In what seemed a cruel tease last Friday night, in Chicago's Soldier Field, under lights that young Abe Lincoln couldn't have read by, an NFL team played a game for the first and, it then appeared, possibly the last time this season, the world champion Kansas City Chiefs beating the College All-Stars 24-3.
At that point it looked like Len Dawson (who completed 17 of 21 passes for 153 yards and a touchdown) would be 1970's Most Valuable Player; Mike Garrett (see cover), who gained 47 yards in eight carries, as well as catching four passes for 34 yards, would be the rushing champion; the All-Stars' Bruce Taylor, a defensive back from Boston U. who also runs back kicks, would be Rookie of the Year; and for Comeback Player of the Year, take your pick of anybody who played poorly in the first half and well in the second.
But three days later the owners, after having met for nearly 24 hours, reached an agreement with the Players' Association, and the strike was settled. Earlier in the week the owners had tried, and failed, to break the strike by opening the training camps to veterans. "We knew that would happen," said Jim Tyrer, the Chiefs' player representative. "The owners are trying to weaken the players and get them to go to camp and bust the Players' Association."

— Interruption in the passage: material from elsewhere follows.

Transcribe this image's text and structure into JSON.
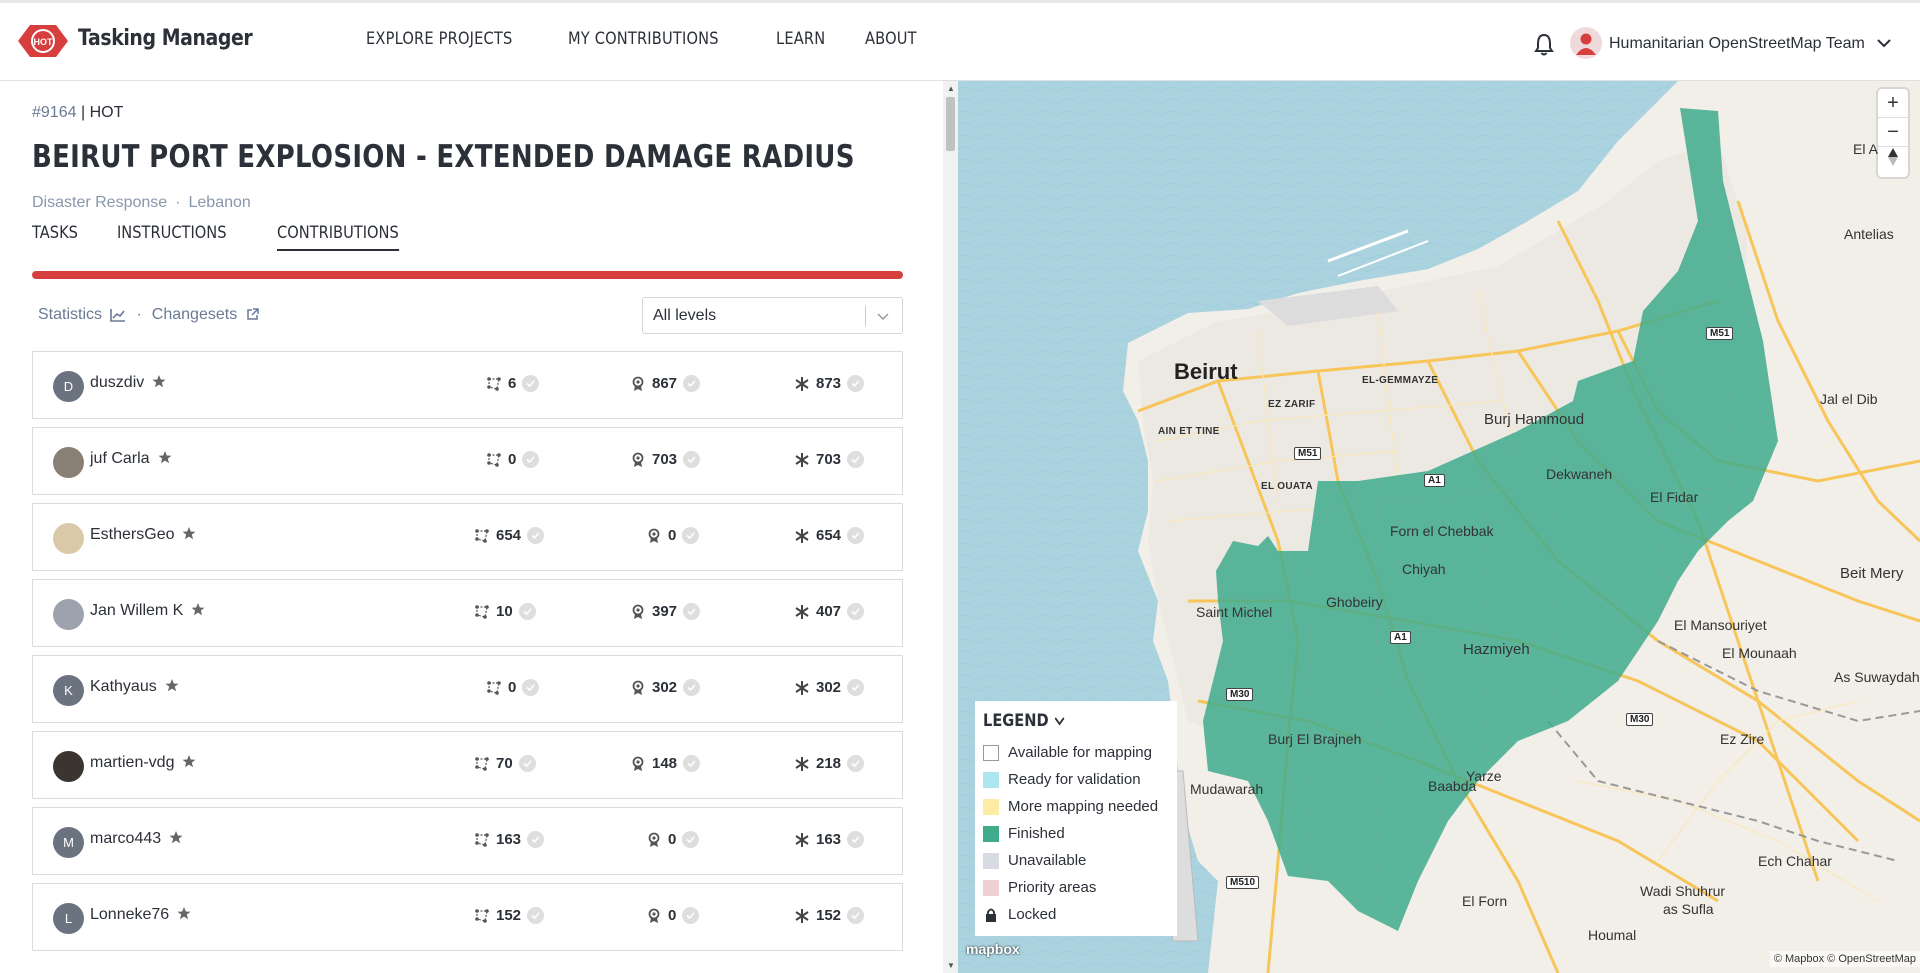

When a handful of veterans reported, Players' Association leaders said no action would be taken against scabs, but as Ben Davidson of the Oakland Raiders put it, "Football is a rough game, and it's conceivable that a team that went against all the other teams in the dispute might find itself suffering an unusual number of injuries." Later he said he had just been joking. Tee, hee.

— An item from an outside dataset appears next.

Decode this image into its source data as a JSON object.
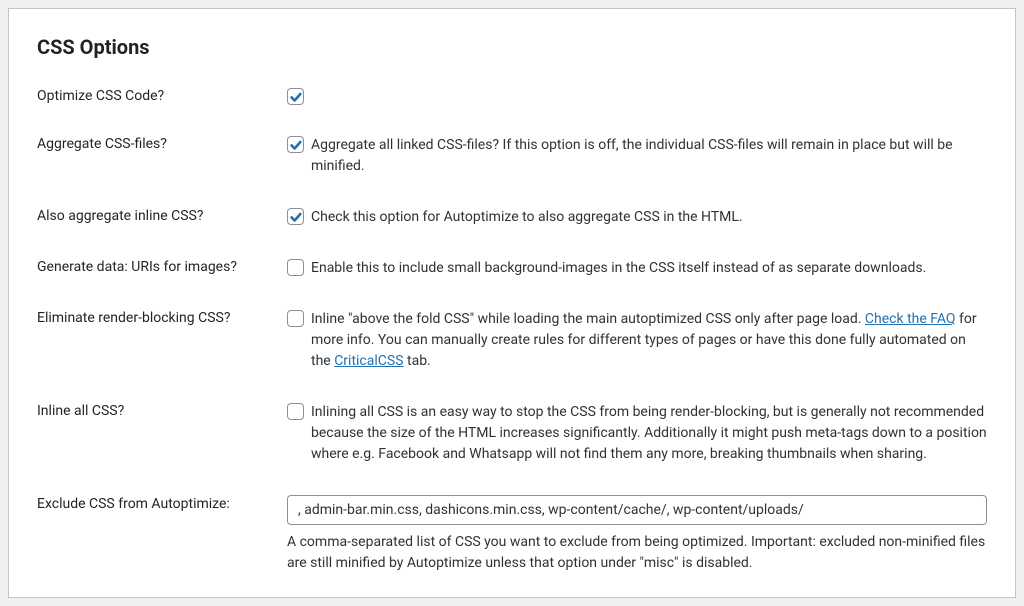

After the owners threw open the camps, 25 of the 26 player reps (Tyrer was working out with the Chiefs) and 56 other players met at a hotel near Chicago's O'Hare Airport. The next afternoon they notified the owners that the players were officially on strike.
" Bart Starr made one of the most impressive presentations I've ever heard," said Bennie McRae of the Bears. "He said we had to show our strength, that we're at a crossroads and that the survival of our association depends on sticking together."
The main cause of the strike was a difference of about $8 million in what the players and the owners thought the owners should contribute to the pension plan in the forthcoming four-year contract. (The settlement called for the owners to ante up $4.5 million annually, which just about matched their original offer, but they made concessions in other areas.) Owner Lamar Hunt of Kansas City had called the players' figure "unrealistic." He said there would be a season even if retired players had to be brought back and minor-leaguers brought up. "In '60 we started from scratch," he said, "and we can do it again."
Philadelphia Owner Leonard Tose disagreed. "I think there is a possibility the season is over now," he said. Charles (Stormy) Bidwill, president of the St. Louis Cardinals, lined up with Tose: "We'll go just so far, and then we'll cancel everything."
The players were equally direful. "We've waited this long, and it's been costly," said Lionel Aldridge. "I'm not going to go to Green Bay until the Players' Association tells me to or this thing is settled."